Items from an interface collection
________________________________________

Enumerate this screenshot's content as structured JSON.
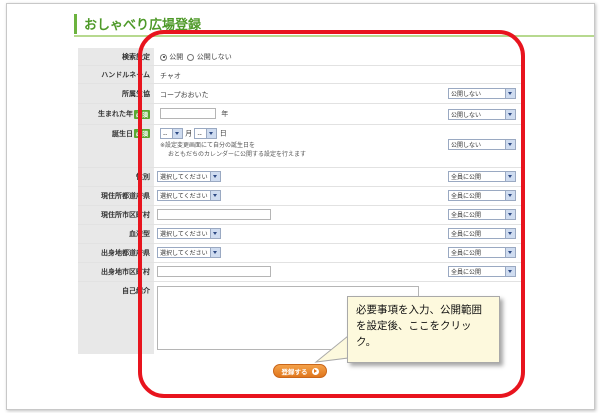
{
  "page": {
    "title": "おしゃべり広場登録"
  },
  "form": {
    "search": {
      "label": "検索設定",
      "option_public": "公開",
      "option_private": "公開しない"
    },
    "handle": {
      "label": "ハンドルネーム",
      "value": "チャオ"
    },
    "coop": {
      "label": "所属生協",
      "value": "コープおおいた",
      "visibility": "公開しない"
    },
    "birth_year": {
      "label": "生まれた年",
      "required": "必須",
      "unit": "年",
      "visibility": "公開しない"
    },
    "birthday": {
      "label": "誕生日",
      "required": "必須",
      "month_value": "--",
      "month_unit": "月",
      "day_value": "--",
      "day_unit": "日",
      "note_line1": "※設定変更画面にて自分の誕生日を",
      "note_line2": "おともだちのカレンダーに公開する設定を行えます",
      "visibility": "公開しない"
    },
    "gender": {
      "label": "性別",
      "placeholder": "選択してください",
      "visibility": "全員に公開"
    },
    "pref": {
      "label": "現住所都道府県",
      "placeholder": "選択してください",
      "visibility": "全員に公開"
    },
    "city": {
      "label": "現住所市区町村",
      "visibility": "全員に公開"
    },
    "blood": {
      "label": "血液型",
      "placeholder": "選択してください",
      "visibility": "全員に公開"
    },
    "birth_pref": {
      "label": "出身地都道府県",
      "placeholder": "選択してください",
      "visibility": "全員に公開"
    },
    "birth_city": {
      "label": "出身地市区町村",
      "visibility": "全員に公開"
    },
    "intro": {
      "label": "自己紹介"
    }
  },
  "submit": {
    "label": "登録する"
  },
  "callout": {
    "text": "必要事項を入力、公開範囲を設定後、ここをクリック。"
  },
  "colors": {
    "accent_green": "#6cb33e",
    "highlight_red": "#e8141e",
    "button_orange": "#e0761c",
    "callout_bg": "#fdf9dd"
  }
}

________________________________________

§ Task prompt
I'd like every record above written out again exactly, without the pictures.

§ Response for this exercise
Enumerate this screenshot's content as structured JSON.
{
  "page": {
    "title": "おしゃべり広場登録"
  },
  "form": {
    "search": {
      "label": "検索設定",
      "option_public": "公開",
      "option_private": "公開しない"
    },
    "handle": {
      "label": "ハンドルネーム",
      "value": "チャオ"
    },
    "coop": {
      "label": "所属生協",
      "value": "コープおおいた",
      "visibility": "公開しない"
    },
    "birth_year": {
      "label": "生まれた年",
      "required": "必須",
      "unit": "年",
      "visibility": "公開しない"
    },
    "birthday": {
      "label": "誕生日",
      "required": "必須",
      "month_value": "--",
      "month_unit": "月",
      "day_value": "--",
      "day_unit": "日",
      "note_line1": "※設定変更画面にて自分の誕生日を",
      "note_line2": "おともだちのカレンダーに公開する設定を行えます",
      "visibility": "公開しない"
    },
    "gender": {
      "label": "性別",
      "placeholder": "選択してください",
      "visibility": "全員に公開"
    },
    "pref": {
      "label": "現住所都道府県",
      "placeholder": "選択してください",
      "visibility": "全員に公開"
    },
    "city": {
      "label": "現住所市区町村",
      "visibility": "全員に公開"
    },
    "blood": {
      "label": "血液型",
      "placeholder": "選択してください",
      "visibility": "全員に公開"
    },
    "birth_pref": {
      "label": "出身地都道府県",
      "placeholder": "選択してください",
      "visibility": "全員に公開"
    },
    "birth_city": {
      "label": "出身地市区町村",
      "visibility": "全員に公開"
    },
    "intro": {
      "label": "自己紹介"
    }
  },
  "submit": {
    "label": "登録する"
  },
  "callout": {
    "text": "必要事項を入力、公開範囲を設定後、ここをクリック。"
  },
  "colors": {
    "accent_green": "#6cb33e",
    "highlight_red": "#e8141e",
    "button_orange": "#e0761c",
    "callout_bg": "#fdf9dd"
  }
}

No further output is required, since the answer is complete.